* Work item
Extract each line holding the word "perspective" from the entries.

* Provided information
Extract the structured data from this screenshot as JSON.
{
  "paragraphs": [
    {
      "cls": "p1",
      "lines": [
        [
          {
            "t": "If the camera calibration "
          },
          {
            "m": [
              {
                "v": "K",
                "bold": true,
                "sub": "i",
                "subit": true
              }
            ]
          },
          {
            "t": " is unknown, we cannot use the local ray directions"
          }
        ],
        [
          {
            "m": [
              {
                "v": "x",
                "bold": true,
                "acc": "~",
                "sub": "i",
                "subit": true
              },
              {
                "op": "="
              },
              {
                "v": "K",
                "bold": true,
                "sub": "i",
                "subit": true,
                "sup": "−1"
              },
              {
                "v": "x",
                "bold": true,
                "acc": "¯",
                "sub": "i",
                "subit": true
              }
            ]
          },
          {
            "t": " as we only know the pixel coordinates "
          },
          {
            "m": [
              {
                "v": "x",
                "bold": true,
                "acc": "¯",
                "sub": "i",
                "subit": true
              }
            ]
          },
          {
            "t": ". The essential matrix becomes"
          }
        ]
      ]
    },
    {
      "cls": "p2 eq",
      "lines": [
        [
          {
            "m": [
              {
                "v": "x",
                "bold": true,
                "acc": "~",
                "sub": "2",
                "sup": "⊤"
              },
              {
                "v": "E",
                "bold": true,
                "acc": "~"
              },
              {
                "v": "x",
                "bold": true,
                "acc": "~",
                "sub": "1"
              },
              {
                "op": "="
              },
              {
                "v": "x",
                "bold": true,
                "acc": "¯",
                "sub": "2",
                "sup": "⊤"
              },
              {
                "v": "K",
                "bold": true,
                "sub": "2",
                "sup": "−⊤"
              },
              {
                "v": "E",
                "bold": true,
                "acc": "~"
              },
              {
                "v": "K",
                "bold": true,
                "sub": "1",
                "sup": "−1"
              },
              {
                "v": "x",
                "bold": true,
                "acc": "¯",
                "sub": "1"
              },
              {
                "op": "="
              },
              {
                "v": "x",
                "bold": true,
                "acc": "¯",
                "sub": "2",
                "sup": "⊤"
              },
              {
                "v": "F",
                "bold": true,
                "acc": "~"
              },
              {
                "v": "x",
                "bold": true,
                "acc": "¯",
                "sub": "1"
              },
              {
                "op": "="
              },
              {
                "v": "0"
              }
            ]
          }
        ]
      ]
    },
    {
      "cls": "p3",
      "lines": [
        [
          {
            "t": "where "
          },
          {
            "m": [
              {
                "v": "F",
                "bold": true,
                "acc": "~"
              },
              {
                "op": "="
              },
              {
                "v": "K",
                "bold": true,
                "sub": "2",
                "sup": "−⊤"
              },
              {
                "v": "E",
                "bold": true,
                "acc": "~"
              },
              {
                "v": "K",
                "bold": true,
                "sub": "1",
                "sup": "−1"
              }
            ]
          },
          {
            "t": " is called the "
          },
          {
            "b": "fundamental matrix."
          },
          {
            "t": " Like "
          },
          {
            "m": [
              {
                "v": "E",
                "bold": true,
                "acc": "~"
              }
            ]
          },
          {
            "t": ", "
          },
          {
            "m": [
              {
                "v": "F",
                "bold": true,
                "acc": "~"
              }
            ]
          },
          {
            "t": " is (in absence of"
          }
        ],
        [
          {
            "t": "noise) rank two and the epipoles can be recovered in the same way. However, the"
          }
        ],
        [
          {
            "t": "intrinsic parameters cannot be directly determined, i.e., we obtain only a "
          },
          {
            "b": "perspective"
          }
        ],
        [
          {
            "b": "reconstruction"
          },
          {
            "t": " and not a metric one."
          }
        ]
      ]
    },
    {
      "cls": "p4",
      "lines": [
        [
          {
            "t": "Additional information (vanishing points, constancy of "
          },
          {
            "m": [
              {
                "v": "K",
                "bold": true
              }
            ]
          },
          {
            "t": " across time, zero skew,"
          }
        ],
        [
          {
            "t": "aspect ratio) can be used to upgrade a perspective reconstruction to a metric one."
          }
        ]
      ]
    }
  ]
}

* Task result
            "b": "perspective"
            "t": "aspect ratio) can be used to upgrade a perspective reconstruction to a metric one."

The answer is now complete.